Trinidad and Tobago is experiencing an energy boom stronger than the ones in 1970s and 1980s. The main fiscal policy challenge is to ensure that the increased revenues from the ultimately exhaustible resources are used in a way that protects the competitiveness of the nonenergy sector, builds assets to ensure intergenerational equity, and provides a cushion for stabilization. This paper derives estimates of a sustainable level of primary fiscal balance using Friedman's permanent income hypothesis. These estimates can be used as a guide for the formulation of medium- and long-term fiscal policy frameworks.
Mr. A. Salehizadeh, Mr. Peter Berezin, and Mr. Elcior Santana
It is typically assumed that countries in the Caribbean suffer from a lack of output and export diversification. Contrary to this popular perception, we find no evidence that output variability is higher in Caribbean countries than in larger, more diversified, developing economies. In addition, we find no evidence that export earnings are more volatile in the Caribbean economies than elsewhere. In fact, export earnings are quite stable in the Caribbean, reflecting the fact the region is rather unique in that most of its export earnings are generated from service exports, which tend to be considerably less volatile than goods exports.
This paper derives a structural import demand equation and estimates it for a large number of countries, using recent time series techniques that address the problem of nonstationarity. Because the statistical properties of the different estimators have been derived only asymptotically, econometric theory does not offer any guidance when it comes to comparing different estimators in small samples. Consequently, the paper derives the small-sample properties of both the ordinary-least-squares (OLS) and the fully-modified (FM) estimators using Monte Carlo methods. It is shown that FM dominates OLS for both the short- and long-run elasticities.
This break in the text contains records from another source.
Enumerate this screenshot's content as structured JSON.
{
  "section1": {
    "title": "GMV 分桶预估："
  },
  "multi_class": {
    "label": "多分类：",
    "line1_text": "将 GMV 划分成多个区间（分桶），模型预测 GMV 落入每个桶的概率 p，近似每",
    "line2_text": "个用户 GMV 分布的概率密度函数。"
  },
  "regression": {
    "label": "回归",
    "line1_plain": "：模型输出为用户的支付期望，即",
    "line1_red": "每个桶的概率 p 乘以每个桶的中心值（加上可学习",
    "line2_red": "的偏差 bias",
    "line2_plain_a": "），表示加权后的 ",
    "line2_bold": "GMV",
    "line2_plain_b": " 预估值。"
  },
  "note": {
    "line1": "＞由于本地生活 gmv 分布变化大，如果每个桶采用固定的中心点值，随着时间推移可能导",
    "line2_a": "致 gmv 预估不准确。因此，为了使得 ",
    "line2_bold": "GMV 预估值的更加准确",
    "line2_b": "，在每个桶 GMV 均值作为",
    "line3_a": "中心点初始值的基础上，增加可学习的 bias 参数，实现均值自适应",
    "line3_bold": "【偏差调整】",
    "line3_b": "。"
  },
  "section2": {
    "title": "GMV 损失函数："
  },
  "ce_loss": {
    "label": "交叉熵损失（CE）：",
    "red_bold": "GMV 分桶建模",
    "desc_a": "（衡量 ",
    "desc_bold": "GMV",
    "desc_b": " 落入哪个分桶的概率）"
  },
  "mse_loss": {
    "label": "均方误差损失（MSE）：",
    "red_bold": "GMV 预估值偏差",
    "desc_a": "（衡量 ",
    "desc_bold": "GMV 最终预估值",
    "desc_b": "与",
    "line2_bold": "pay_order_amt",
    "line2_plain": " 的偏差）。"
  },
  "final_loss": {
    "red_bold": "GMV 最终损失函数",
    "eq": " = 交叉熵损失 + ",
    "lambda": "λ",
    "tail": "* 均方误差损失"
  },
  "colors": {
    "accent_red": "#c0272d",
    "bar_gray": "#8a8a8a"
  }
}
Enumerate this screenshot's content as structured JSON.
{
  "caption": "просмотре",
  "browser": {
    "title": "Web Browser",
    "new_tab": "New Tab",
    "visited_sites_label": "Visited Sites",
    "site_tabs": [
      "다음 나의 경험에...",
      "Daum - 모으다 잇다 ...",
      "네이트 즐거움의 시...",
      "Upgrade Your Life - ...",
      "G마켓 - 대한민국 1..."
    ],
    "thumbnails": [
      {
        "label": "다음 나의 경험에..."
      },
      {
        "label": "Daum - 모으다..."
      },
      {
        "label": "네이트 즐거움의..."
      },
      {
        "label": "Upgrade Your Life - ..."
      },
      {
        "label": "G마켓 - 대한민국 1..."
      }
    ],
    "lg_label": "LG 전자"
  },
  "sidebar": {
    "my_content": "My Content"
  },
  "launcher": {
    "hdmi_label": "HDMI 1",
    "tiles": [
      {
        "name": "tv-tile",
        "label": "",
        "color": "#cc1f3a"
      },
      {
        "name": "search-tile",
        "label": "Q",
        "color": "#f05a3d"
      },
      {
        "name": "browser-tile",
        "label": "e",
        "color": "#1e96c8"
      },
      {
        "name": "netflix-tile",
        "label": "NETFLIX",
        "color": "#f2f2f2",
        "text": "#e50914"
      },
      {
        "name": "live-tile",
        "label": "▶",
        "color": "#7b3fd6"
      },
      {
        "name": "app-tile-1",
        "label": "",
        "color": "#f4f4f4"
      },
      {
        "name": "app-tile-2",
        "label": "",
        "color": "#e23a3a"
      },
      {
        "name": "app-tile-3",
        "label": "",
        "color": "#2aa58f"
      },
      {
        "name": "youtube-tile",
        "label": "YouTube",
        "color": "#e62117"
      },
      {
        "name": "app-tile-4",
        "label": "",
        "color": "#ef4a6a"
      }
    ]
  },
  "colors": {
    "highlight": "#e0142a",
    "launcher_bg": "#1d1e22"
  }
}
This Selected Issues paper on Trinidad and Tobago highlights that real GDP growth accelerated slightly from 2.4 percent in 1995 to 3.2 percent in 1996. In both years, growth was mainly driven by a good performance of the non-oil sector, which expanded by 3 percent and 3.6 percent, respectively. Construction, distribution, and tourism grew at an especially rapid pace. Manufacturing showed an uneven performance, growing in 1995, but stagnating in 1996, which was owing to the differential effects of trade liberalization on its various subsectors.